SMALL PERSONS WITH WINGS

Some relevant topics: Addiction, weight issues, bullying, art history, Latin and French roots for English words.

Discussion questions:

  1. SMALL PERSONS WITH WINGS follows Mellie as she matures from a kindergartener to an eighth grader. Other than just growing up, how has her character changed by the end of the book?
  2. Mellie’s parents are very important to her. How does her relationship with them change over the course of the book?
  3. What’s your first impression of Durindana? Do your feelings about her change as you get to know her? How and why? What about some of the other Parvi: Fidius, for example, or Lady Noctua?
  4. Fidius had some bad experiences before he met Mellie. How did they affect him?
  5. How does the Magica Artificia affect the Parvi physically? How about mentally?
  6. If Mellie drank the elixir, what would she see about herself? How about Timmo? What do you think Mellie’s grandfather saw?
  7. Mellie makes a big point of saying she and her parents are “round.” What do her parents—especially her mother—seem to think about their weight and Mellie’s?
  8. Almost everybody in this book has a substance or an attitude they don’t want to give up. You might almost say they were addicted, for better or worse. What are the Parvi addicted to? What about Mellie and her family? Timmo and his family?

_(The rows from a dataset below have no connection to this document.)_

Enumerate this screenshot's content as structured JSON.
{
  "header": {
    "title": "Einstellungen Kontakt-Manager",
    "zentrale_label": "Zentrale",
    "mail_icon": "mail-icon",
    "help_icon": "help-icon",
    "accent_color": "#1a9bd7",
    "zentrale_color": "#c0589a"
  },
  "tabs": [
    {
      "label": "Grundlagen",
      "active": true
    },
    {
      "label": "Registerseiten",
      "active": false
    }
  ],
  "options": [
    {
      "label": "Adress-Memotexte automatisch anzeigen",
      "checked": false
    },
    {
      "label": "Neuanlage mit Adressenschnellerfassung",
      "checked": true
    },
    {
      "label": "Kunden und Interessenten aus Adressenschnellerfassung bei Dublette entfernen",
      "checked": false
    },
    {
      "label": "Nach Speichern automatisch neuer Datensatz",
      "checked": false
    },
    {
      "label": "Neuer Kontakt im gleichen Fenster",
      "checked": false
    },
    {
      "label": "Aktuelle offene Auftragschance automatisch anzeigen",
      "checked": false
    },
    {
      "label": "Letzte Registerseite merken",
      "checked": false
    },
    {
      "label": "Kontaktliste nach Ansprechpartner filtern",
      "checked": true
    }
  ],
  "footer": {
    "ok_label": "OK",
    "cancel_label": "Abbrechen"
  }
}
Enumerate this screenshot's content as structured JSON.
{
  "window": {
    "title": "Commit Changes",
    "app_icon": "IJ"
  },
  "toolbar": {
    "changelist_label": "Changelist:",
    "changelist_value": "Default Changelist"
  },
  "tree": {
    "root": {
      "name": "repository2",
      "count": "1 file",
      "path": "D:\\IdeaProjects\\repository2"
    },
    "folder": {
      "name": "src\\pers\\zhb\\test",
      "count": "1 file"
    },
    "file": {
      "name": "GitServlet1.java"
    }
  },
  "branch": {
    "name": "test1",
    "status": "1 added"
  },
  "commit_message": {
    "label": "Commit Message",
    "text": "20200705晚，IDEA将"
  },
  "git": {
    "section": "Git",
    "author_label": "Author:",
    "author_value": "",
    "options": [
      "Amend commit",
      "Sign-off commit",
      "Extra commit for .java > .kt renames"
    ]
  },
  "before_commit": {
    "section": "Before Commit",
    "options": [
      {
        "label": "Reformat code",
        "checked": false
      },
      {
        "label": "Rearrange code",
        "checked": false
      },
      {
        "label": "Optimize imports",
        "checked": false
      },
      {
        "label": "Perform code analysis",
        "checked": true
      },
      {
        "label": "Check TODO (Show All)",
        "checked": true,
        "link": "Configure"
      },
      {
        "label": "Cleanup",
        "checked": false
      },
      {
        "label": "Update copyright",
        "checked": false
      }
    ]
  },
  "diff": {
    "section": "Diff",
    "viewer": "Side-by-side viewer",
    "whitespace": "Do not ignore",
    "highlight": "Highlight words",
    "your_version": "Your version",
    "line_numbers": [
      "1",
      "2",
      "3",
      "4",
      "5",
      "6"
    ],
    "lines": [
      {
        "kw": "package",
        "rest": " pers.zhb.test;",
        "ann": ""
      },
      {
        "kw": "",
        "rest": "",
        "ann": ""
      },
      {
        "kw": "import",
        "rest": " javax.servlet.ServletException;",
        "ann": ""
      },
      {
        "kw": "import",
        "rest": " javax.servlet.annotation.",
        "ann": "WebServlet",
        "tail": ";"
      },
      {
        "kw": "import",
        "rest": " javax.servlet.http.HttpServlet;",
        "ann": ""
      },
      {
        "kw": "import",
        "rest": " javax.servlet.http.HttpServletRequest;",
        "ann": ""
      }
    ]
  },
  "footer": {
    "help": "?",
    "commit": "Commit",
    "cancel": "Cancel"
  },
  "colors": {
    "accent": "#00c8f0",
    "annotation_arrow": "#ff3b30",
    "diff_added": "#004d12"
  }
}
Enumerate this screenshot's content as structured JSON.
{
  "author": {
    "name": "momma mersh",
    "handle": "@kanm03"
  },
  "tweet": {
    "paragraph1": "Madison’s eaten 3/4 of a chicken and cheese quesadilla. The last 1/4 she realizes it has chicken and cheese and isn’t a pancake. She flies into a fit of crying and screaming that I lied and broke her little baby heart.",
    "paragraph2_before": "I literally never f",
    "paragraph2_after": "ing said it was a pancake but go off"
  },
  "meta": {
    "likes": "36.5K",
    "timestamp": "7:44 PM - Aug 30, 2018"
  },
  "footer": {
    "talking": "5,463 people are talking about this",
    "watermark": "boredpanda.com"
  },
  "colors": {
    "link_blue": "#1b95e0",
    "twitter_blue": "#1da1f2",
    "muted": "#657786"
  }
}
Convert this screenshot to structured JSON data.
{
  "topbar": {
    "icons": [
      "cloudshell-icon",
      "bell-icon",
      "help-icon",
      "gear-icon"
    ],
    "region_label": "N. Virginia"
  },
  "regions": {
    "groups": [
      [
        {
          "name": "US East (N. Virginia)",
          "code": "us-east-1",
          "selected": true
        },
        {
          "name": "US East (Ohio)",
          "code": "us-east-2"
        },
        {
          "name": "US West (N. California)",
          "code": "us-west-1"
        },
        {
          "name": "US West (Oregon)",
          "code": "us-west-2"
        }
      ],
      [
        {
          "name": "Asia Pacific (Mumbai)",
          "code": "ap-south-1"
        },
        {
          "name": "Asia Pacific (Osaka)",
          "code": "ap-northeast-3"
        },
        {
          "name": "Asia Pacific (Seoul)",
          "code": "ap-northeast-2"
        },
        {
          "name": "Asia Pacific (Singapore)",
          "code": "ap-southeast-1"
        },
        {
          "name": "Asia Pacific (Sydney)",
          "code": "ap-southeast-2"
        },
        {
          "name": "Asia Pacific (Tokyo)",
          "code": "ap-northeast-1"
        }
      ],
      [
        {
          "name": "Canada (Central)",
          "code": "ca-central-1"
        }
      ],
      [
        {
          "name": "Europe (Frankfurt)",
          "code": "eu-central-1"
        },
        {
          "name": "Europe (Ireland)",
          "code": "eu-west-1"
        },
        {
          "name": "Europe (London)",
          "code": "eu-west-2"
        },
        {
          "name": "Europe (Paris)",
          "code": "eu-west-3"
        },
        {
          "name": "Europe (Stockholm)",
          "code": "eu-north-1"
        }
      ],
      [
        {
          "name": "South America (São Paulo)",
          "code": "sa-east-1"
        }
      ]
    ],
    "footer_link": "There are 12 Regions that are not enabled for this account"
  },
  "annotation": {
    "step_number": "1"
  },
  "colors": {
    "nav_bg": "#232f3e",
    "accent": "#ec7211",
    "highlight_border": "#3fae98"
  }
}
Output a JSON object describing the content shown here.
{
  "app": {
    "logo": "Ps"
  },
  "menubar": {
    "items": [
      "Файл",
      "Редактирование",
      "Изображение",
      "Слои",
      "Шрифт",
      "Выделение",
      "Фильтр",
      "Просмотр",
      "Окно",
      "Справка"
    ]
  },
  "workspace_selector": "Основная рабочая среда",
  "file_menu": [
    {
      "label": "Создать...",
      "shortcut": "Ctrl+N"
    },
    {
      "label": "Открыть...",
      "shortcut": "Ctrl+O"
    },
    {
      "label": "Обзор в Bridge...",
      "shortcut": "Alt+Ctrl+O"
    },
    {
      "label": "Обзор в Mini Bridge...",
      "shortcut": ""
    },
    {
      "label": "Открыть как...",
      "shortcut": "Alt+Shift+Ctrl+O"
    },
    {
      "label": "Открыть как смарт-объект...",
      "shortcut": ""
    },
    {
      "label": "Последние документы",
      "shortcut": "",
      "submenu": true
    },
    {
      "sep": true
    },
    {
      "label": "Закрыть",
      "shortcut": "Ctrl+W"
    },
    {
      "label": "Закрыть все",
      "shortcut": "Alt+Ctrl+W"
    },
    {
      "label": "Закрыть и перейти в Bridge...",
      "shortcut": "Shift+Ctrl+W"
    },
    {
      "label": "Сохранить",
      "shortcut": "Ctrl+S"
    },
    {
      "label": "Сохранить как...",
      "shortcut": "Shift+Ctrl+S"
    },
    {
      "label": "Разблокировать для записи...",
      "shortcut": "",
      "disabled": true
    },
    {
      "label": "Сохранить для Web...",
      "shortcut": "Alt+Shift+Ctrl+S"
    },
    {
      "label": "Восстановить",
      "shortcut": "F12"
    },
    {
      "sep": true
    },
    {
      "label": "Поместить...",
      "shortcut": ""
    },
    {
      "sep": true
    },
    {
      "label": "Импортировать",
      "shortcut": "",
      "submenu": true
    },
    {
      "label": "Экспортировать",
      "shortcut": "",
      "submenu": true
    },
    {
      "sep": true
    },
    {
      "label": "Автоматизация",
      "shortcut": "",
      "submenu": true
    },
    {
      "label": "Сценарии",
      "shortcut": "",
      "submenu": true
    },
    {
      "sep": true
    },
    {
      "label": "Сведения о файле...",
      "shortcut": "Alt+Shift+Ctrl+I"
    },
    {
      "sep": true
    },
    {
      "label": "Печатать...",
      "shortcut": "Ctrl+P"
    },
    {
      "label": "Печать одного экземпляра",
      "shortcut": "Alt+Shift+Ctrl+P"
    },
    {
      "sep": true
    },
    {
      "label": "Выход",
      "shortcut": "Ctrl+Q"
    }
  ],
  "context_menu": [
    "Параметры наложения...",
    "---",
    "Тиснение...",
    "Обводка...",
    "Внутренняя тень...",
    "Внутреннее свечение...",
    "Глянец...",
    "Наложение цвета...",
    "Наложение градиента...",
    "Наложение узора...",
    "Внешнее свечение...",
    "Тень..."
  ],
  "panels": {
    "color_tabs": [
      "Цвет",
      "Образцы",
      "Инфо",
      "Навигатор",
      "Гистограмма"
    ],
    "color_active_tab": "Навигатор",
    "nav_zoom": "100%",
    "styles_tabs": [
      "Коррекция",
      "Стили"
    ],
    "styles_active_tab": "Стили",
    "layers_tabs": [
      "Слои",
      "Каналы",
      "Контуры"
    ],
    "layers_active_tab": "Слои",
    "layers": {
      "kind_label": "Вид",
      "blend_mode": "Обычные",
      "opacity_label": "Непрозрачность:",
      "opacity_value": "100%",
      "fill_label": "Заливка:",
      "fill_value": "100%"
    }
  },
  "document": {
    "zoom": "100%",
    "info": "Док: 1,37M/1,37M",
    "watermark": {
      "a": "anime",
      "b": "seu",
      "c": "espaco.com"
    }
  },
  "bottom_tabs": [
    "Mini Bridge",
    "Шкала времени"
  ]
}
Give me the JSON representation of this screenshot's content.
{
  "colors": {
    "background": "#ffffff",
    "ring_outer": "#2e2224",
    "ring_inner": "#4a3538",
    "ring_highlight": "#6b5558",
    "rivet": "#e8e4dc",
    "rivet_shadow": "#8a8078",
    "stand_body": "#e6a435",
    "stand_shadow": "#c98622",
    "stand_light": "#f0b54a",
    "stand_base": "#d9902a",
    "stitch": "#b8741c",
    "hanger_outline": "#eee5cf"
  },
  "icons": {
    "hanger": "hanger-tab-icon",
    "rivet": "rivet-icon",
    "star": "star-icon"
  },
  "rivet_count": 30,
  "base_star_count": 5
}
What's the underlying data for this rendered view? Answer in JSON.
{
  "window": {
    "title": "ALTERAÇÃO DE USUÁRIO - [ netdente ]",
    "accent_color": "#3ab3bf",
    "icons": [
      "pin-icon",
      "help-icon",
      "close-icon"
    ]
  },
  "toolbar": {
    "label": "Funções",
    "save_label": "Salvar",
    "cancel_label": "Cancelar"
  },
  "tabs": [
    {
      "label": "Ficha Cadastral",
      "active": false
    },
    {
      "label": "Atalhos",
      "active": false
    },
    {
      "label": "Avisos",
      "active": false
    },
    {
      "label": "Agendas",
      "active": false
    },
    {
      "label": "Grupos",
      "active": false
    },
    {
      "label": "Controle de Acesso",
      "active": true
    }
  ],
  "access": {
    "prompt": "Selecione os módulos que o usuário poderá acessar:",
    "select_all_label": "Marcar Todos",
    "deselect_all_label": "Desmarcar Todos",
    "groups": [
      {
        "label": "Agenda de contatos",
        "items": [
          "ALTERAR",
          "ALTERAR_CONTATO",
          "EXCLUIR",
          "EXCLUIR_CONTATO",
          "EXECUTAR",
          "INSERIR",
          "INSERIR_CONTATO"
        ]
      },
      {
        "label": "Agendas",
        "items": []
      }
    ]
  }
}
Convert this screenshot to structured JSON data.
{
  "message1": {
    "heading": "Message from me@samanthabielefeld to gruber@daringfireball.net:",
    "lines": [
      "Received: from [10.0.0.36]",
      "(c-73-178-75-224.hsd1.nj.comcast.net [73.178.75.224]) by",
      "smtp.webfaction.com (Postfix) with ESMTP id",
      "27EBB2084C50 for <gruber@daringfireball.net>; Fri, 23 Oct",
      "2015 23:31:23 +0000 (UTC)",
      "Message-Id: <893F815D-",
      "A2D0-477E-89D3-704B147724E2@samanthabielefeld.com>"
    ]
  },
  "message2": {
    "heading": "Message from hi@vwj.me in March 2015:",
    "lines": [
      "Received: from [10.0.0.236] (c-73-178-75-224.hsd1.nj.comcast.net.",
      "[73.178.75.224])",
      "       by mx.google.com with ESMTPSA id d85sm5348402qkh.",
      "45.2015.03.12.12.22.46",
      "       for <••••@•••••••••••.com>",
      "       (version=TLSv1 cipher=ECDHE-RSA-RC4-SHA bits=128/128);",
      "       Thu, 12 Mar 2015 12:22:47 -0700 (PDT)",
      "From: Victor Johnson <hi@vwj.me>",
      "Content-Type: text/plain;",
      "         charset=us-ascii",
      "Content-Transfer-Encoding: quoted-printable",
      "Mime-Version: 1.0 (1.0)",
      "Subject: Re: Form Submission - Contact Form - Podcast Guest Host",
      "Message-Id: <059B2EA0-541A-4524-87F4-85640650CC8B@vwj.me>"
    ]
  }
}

Activities:

fairy house photo

Building fairy houses is a popular activity on Maine islands. Here’s a spur-of-the-moment one I made on Bear Island, using a bank of moss and the materials within reach.

fairy house photo

Here’s a free-standing fairy house somebody built on Maine’s Monhegan Island.

  1. Build fairy houses like Durindana’s at the end of the book. You can build them indoors or—better yet—out in the woods, using natural materials. Find a tree trunk, a hole in a bank of moss, a small boulder—anything that might attract a fairy who needs shelter from the elements. Use acorns, shells, bark, pebbles or anything you can find to shore it up and decorate it.
    Fairy houses crop up a lot in New England. Some of the most famous are built by visiting children on Monhegan and Mackworth Islands off the coast of Maine. I ran into the same tradition during a stay on another Maine island. For more ideas, check out FAIRY HOUSES OF THE MAINE COAST by Maureen Heffernan, executive director of the Coastal Maine Botanical Gardens, or the FAIRY HOUSES books by Tracey Kane.
  2. Find ten Latin words in the book that sound like English. In a dictionary or on-line, research what that word meant to the Romans, and the path it took to become an English word.
  3. Choose a painting from the past and recreate it as a live tableau, the way Mellie does with The Glass of Absinthe and Venus at the Mirror. (To see some of the paintings Mellie mentions in the book, click here.)